In this article the effect and the evaluation of the new Dutch goose policy is discussed as well as the discrepancy between the Dutch goose policy and the European Nature 2000 policy. Also on roosts in other Nature 2000 areas numbers of geese are dropping (f.e. lake Sneekermeer). For other areas this is simply unknown, because roosting geese were not counted.

The role of dispersal in freshwater restoration

K. Didderen & P.F.M. Verdonschot

Successful restoration of freshwater bodies not only depends on the availability of suitable habitat for aquatic organisms, but also on the ability of organisms to reach the new habitat via dispersal. Little is known about water assisted dispersal of aquatic invertebrates.

Research on possibilities of aquatic dispersal through culverts showed that current and the design of culverts influenced dispersal rates. The importance of pre assessment of available species source pools and the degree of connectivity for macroinvertebrate populations in newly created wet habitats is emphasised. Heterogeneity of connected and isolated habitat could be beneficial and might lead to higher levels of gamma biodiversity.

Changes in the invertebrate fauna in aging field margins

J. Noordijk, C.J.M. Musters & G.R. de Snoo

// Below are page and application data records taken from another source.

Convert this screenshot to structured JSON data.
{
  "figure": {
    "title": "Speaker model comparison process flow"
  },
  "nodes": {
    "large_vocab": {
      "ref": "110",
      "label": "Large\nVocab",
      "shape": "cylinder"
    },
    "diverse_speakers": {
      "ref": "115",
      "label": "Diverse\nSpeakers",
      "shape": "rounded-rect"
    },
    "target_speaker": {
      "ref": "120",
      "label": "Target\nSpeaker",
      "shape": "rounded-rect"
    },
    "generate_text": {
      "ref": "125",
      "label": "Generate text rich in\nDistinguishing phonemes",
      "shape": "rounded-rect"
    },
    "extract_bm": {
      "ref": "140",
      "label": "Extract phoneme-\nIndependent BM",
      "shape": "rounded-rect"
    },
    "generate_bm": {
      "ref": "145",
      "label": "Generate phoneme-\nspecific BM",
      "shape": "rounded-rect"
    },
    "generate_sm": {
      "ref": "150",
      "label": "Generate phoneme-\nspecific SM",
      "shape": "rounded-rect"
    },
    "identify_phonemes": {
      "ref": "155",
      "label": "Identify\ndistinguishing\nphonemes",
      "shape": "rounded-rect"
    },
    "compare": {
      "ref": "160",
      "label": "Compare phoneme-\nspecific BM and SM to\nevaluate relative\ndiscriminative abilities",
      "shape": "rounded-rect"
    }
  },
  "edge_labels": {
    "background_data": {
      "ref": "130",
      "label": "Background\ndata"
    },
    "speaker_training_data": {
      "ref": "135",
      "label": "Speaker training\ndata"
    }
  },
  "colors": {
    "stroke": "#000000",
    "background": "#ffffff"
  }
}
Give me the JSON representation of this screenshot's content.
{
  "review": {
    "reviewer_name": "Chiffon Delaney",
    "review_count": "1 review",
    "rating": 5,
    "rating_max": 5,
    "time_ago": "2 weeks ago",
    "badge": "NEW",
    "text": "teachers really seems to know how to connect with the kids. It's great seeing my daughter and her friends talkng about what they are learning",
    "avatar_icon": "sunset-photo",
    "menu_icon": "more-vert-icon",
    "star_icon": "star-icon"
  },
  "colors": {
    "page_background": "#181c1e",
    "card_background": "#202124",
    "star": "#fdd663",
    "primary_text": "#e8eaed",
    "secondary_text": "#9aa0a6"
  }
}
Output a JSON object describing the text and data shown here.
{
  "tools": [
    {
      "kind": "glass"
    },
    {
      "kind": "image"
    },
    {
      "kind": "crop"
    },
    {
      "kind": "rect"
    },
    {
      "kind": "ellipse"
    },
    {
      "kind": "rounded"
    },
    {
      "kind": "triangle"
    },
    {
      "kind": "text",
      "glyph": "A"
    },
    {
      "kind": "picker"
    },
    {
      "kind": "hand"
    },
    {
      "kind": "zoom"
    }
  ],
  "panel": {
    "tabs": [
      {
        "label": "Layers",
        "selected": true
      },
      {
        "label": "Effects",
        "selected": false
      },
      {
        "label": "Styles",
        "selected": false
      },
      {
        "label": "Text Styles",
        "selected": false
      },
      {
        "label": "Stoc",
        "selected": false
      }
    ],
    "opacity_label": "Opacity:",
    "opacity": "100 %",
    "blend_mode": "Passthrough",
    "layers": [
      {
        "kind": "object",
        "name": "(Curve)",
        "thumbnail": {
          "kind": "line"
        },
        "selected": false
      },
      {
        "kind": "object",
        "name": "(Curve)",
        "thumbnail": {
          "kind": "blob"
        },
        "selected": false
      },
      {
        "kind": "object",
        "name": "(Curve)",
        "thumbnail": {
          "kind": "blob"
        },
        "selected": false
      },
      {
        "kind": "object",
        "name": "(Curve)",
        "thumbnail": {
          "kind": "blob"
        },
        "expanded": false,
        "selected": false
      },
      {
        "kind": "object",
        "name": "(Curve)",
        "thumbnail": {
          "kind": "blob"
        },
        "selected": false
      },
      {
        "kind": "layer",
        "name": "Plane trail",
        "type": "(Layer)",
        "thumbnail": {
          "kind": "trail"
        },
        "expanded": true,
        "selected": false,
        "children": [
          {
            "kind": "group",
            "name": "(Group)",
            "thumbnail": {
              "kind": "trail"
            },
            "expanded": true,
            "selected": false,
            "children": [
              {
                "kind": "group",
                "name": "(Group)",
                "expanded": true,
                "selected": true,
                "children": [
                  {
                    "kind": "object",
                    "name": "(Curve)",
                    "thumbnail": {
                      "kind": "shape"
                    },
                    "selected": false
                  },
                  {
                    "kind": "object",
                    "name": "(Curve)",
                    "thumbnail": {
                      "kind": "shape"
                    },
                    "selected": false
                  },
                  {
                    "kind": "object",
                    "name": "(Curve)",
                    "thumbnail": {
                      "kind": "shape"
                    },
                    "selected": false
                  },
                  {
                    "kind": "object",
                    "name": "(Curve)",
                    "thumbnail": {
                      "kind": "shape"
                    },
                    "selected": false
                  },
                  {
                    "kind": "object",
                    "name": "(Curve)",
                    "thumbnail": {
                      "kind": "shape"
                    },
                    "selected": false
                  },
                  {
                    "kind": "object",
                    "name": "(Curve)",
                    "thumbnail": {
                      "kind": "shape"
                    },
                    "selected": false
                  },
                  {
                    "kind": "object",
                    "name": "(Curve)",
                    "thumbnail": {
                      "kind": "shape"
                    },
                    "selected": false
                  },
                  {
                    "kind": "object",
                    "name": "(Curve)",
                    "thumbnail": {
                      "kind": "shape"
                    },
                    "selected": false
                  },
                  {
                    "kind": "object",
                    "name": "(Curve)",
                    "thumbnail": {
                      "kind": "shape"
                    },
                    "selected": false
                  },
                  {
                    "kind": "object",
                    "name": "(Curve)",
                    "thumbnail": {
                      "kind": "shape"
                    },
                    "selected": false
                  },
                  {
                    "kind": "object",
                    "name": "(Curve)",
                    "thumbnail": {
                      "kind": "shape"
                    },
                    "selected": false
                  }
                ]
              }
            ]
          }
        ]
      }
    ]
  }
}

The implementation of sown field margins is a commonly applied agri-environment scheme. Such margins are often installed for one, two or six years, and initiated by sowing a flower seed-mixture. Subsequent management entails the occasional mowing of the vegetation without removal of plant biomass. Consequently the composition of the vegetation changes dramatically; low vegetated margins with sown plants and wild annual species changed rapidly into margins heavily covered with nitrophilous and rhizomatous species. We examined invertebrate group diversity and functional feeding group abundance in such margins in the Province of Zeeland. A steady increase in the number of invertebrate groups was observed with increasing age of the margins. The abundance of invertebrate functional groups showed different patterns. Predators decreased, probably due to the limited amount of sunshine able to reach ground level in older field margins. Herbivores and detritivores increased in time, due to the increase of plant biomass en the build-up of a litter layer. We conclude that longer-lasting (or permanent) field margins are desirable from a biodiversity point of view. To improve the margins for the benefit of farmers (and to keep them accepted by them), we suggest to apply a hay-making management to suppress rhizomatous plants and to promote ground-dwelling predators.

Case; Contribution of feces of waterfowl to the dispersal of Desmids

J. Meesters

Viable desmid cells were found recently in frozen feces that waterfowl dropped on the ice-plateau of the Dutch lake Naardermeer. The handling of the droppings collected is described and a comparison is made with other ways of algal dispersal. The conclusion is that desmids can survive quite extreme circumstances and that it is plausible that waterfowl contribute effectively to the dispersal of micro-algae that pass alive their digestive tract.